→ Task item
Output every record word for word, minus the pictures.

→ Dataset records
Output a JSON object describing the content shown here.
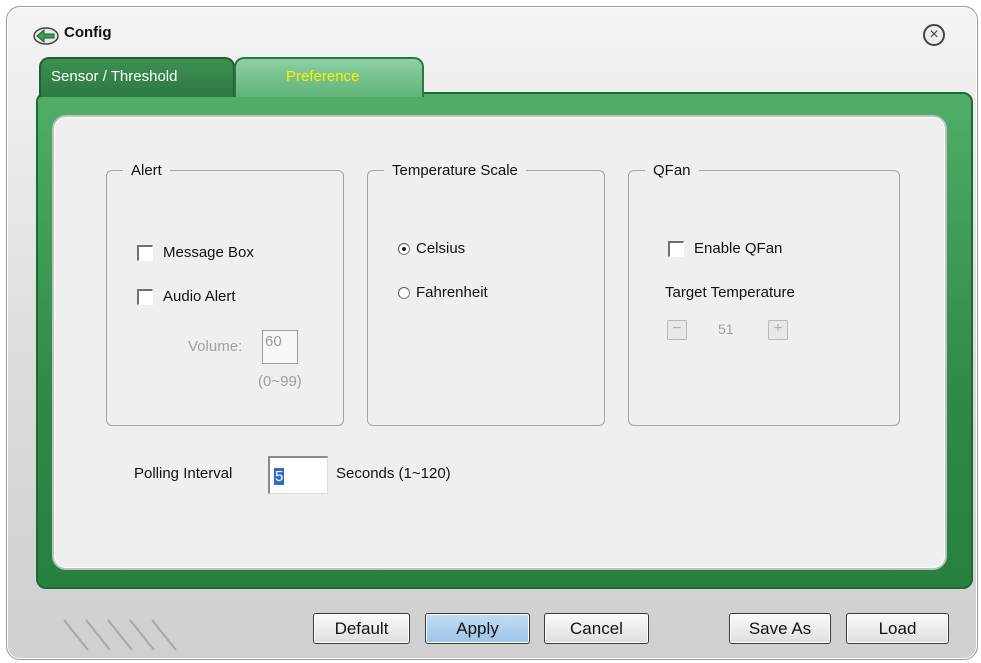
{
  "window": {
    "title": "Config",
    "close_icon": "close-circle-icon"
  },
  "tabs": [
    {
      "label": "Sensor / Threshold",
      "active": false
    },
    {
      "label": "Preference",
      "active": true
    }
  ],
  "alert": {
    "legend": "Alert",
    "message_box": {
      "label": "Message Box",
      "checked": false
    },
    "audio_alert": {
      "label": "Audio Alert",
      "checked": false
    },
    "volume_label": "Volume:",
    "volume_value": "60",
    "volume_range": "(0~99)"
  },
  "temperature_scale": {
    "legend": "Temperature Scale",
    "options": [
      {
        "label": "Celsius",
        "selected": true
      },
      {
        "label": "Fahrenheit",
        "selected": false
      }
    ]
  },
  "qfan": {
    "legend": "QFan",
    "enable": {
      "label": "Enable QFan",
      "checked": false
    },
    "target_label": "Target Temperature",
    "target_value": "51"
  },
  "polling": {
    "label": "Polling Interval",
    "value": "5",
    "suffix": "Seconds  (1~120)"
  },
  "buttons": {
    "default": "Default",
    "apply": "Apply",
    "cancel": "Cancel",
    "save_as": "Save As",
    "load": "Load"
  },
  "colors": {
    "accent_green": "#2f8a47",
    "active_tab_text": "#f7f300",
    "apply_button": "#9cc4e8"
  }
}
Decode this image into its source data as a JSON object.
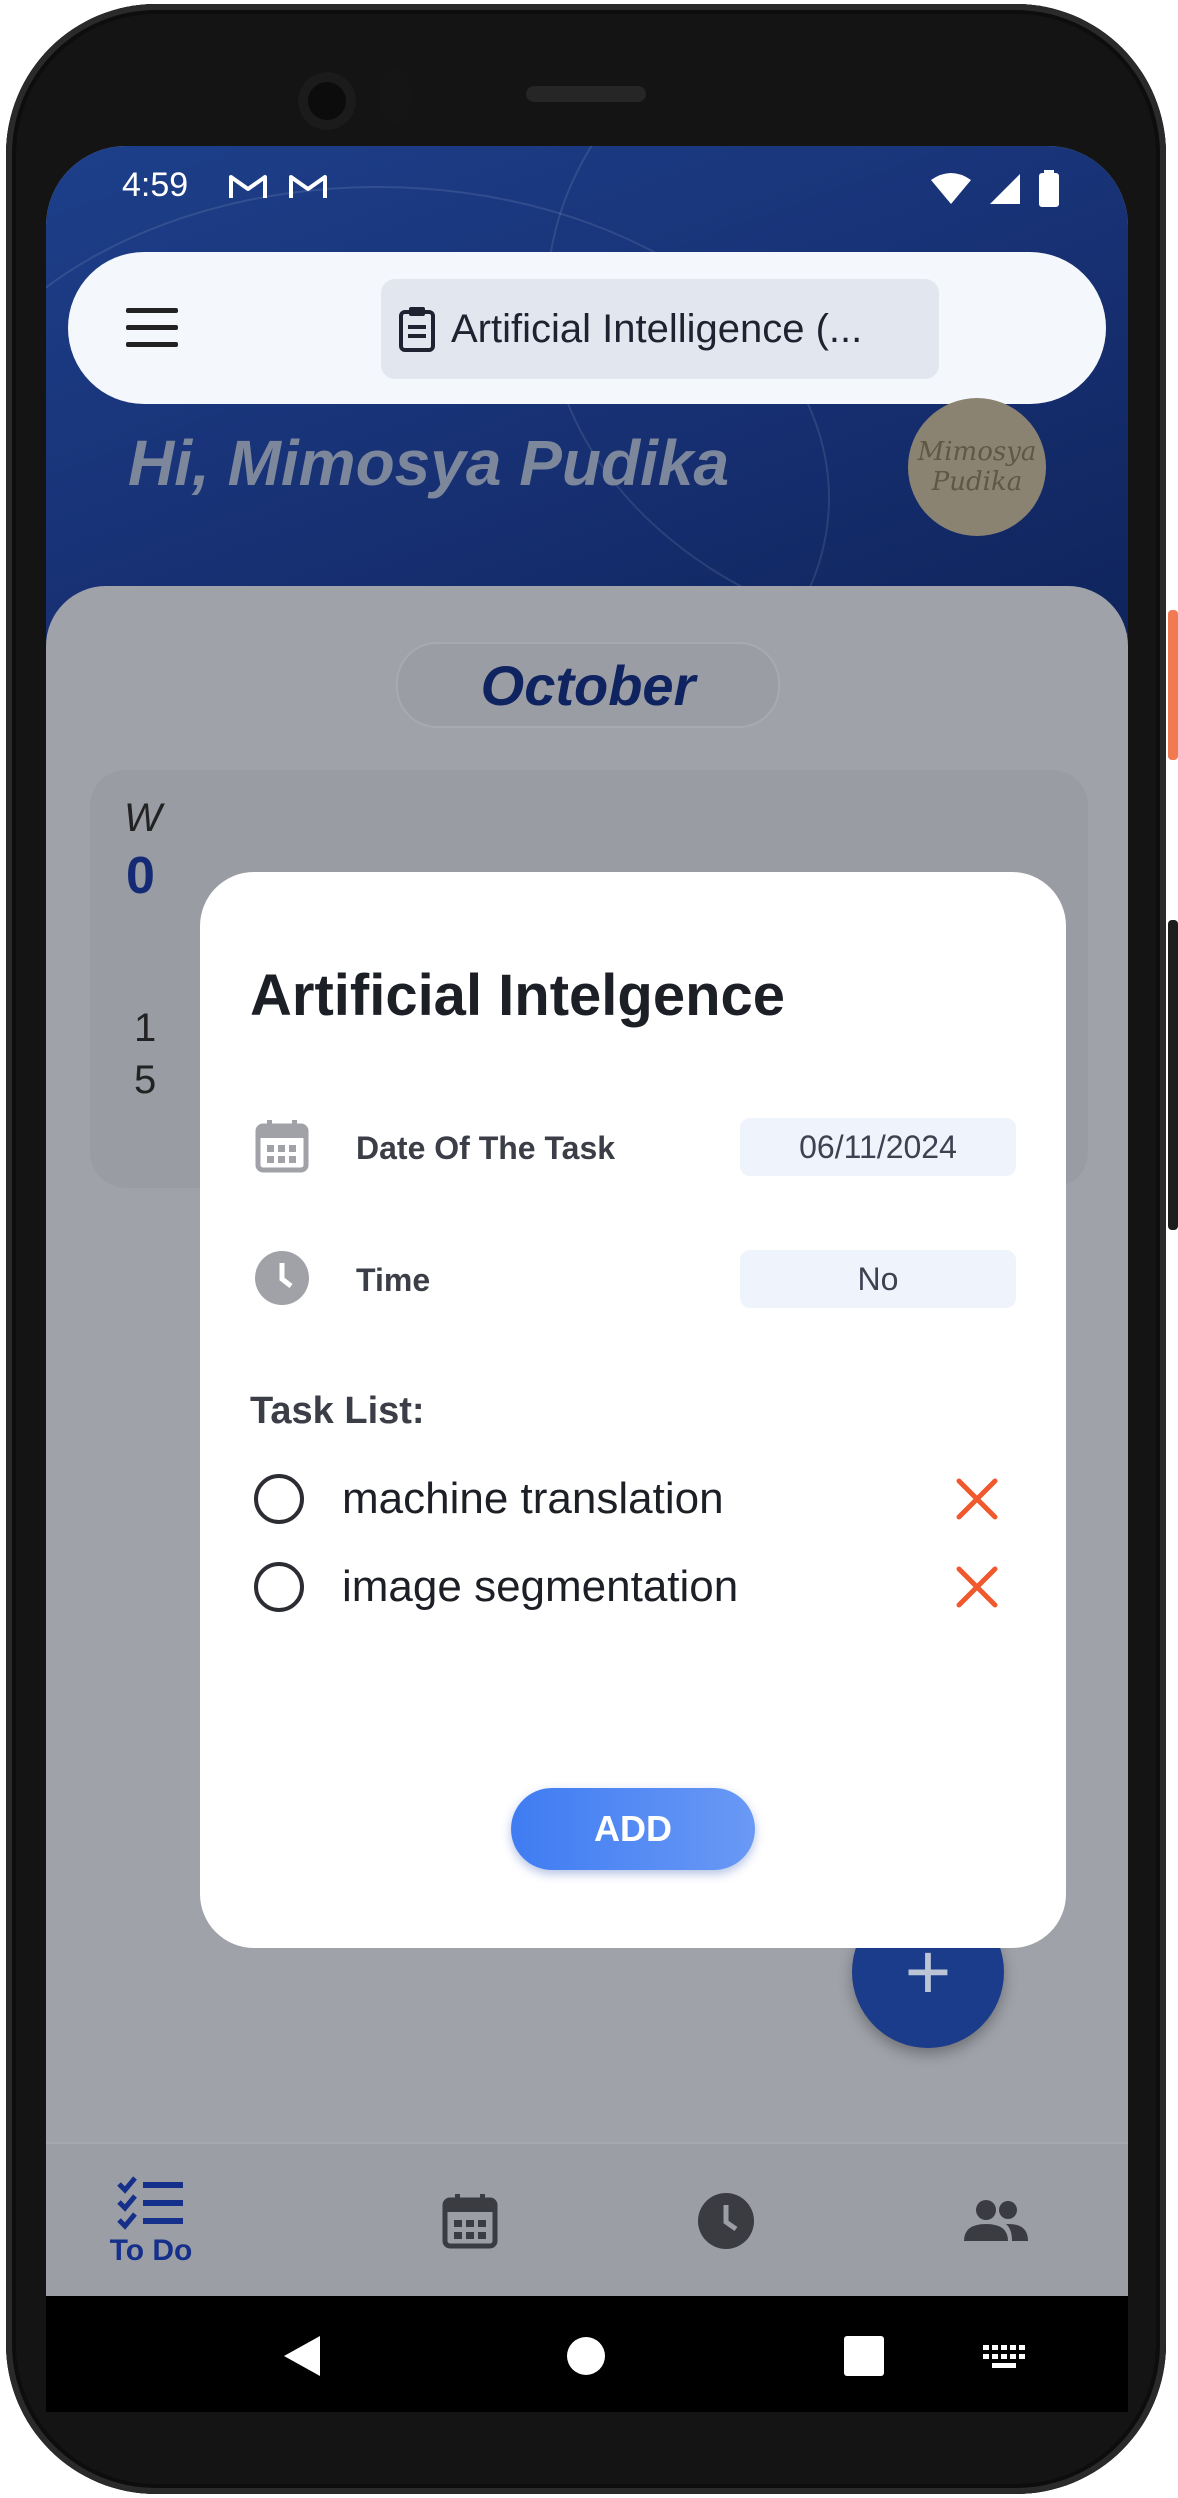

→ Task answer
Output a JSON object describing the content shown here.
{
  "window": {
    "title": "Config",
    "close_icon": "close-circle-icon"
  },
  "tabs": [
    {
      "label": "Sensor / Threshold",
      "active": false
    },
    {
      "label": "Preference",
      "active": true
    }
  ],
  "alert": {
    "legend": "Alert",
    "message_box": {
      "label": "Message Box",
      "checked": false
    },
    "audio_alert": {
      "label": "Audio Alert",
      "checked": false
    },
    "volume_label": "Volume:",
    "volume_value": "60",
    "volume_range": "(0~99)"
  },
  "temperature_scale": {
    "legend": "Temperature Scale",
    "options": [
      {
        "label": "Celsius",
        "selected": true
      },
      {
        "label": "Fahrenheit",
        "selected": false
      }
    ]
  },
  "qfan": {
    "legend": "QFan",
    "enable": {
      "label": "Enable QFan",
      "checked": false
    },
    "target_label": "Target Temperature",
    "target_value": "51"
  },
  "polling": {
    "label": "Polling Interval",
    "value": "5",
    "suffix": "Seconds  (1~120)"
  },
  "buttons": {
    "default": "Default",
    "apply": "Apply",
    "cancel": "Cancel",
    "save_as": "Save As",
    "load": "Load"
  },
  "colors": {
    "accent_green": "#2f8a47",
    "active_tab_text": "#f7f300",
    "apply_button": "#9cc4e8"
  }
}
Decode this image into its source data as a JSON object.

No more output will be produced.